When it comes to forecasting liquidity risk, does your bank follow best practices? It might be tough to do so, because of a “data conundrum,” said Gudni Adalsteinsson, author of The Liquidity Risk Management Guide – from Policy to Pitfalls. Banks carry out a “retrospective analysis” on data that is “not forward looking.” Adalsteinsson, Head of Global Liquidity, Group Treasury at Legal & General Group Plc, was the first of three presenters on liquidity risk compliance, at a webinar on June 25, 2015, sponsored by the Global Association of Risk Professionals.
He praised the Basel III regulation on liquidity risk. It’s a “big step forward” because “it introduces the time element into the framework.” In an area that lacks standard definitions and methodology, Basel III is a sorely needed “first attempt to set the playing field,” he noted.

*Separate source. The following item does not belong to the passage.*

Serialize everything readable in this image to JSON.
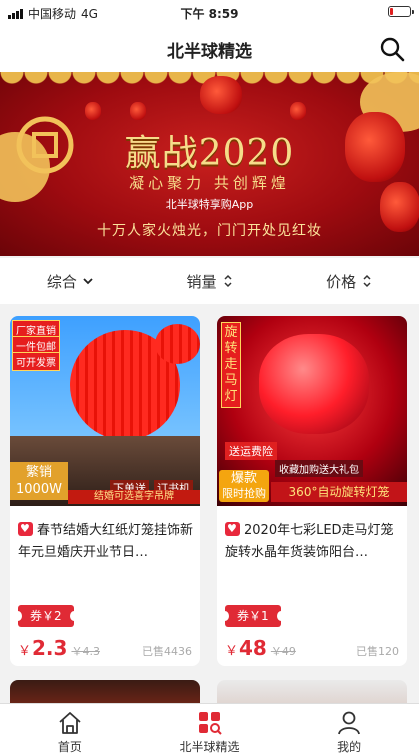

As an example of lack of data hampering good liquidity management, Adalsteinsson said that in a recent survey only about half of all banks were doing cash flow analysis in their liquidity management. He referred the audience to the PWC Balance Sheet Management Benchmark Survey.
“Basel III is an opportunity to get things right.” He urges banks to move away from seeing Basel III as just a “compliance exercise” and instead seeing it more as “an actual management tool.”
The success of Basel III is heavily linked to the quality of data and data systems. Instead of just reporting the liquidity compliance ratio (LCR), a good system will help the bank understand what lies underneath the number.
The net stable funding ratio (NSFR) is an important component of Basel III. Adalsteinsson said that inability to forecast the NSFR levels was a major drawback.
It all boils down to the longstanding problem of maturity mismatch, in which the long-dated liabilities are funded by short-term assets. “If you fail the test for NSFR, it will take eight years to get it right.”
Adalsteinsson likened the construction of an adequate framework to a recipe: it’s not just the ingredients, but also the order of combination that matters. His list of essential ingredients included cash flow projections, stress testing, and contingency planning, among other items.
He touched briefly on the 6-step framework which is described more fully in his book. At the heart of the framework is stress testing and the contingency funding plan (CFP). Risk managers must determine the stability of funding. “Risk is not black and white,” he said, “rather, it is 50 shades of grey.”
He gave an example of scorecard ranking on the Basel III groups, which might be too prescriptive. He showed an example of scenario stress testing, with a scenario of “sudden drop in market confidence” that yielded different survival rates, depending on the cut-off dates.
Adalsteinsson speaks from deep experience in the field. He was a group treasurer for an Icelandic bank during the 2008 financial meltdown, which offered him a front-row seat of liquidity risk management under severe crisis. ª
Figure 1 is from Adalsteinsson’s presentation.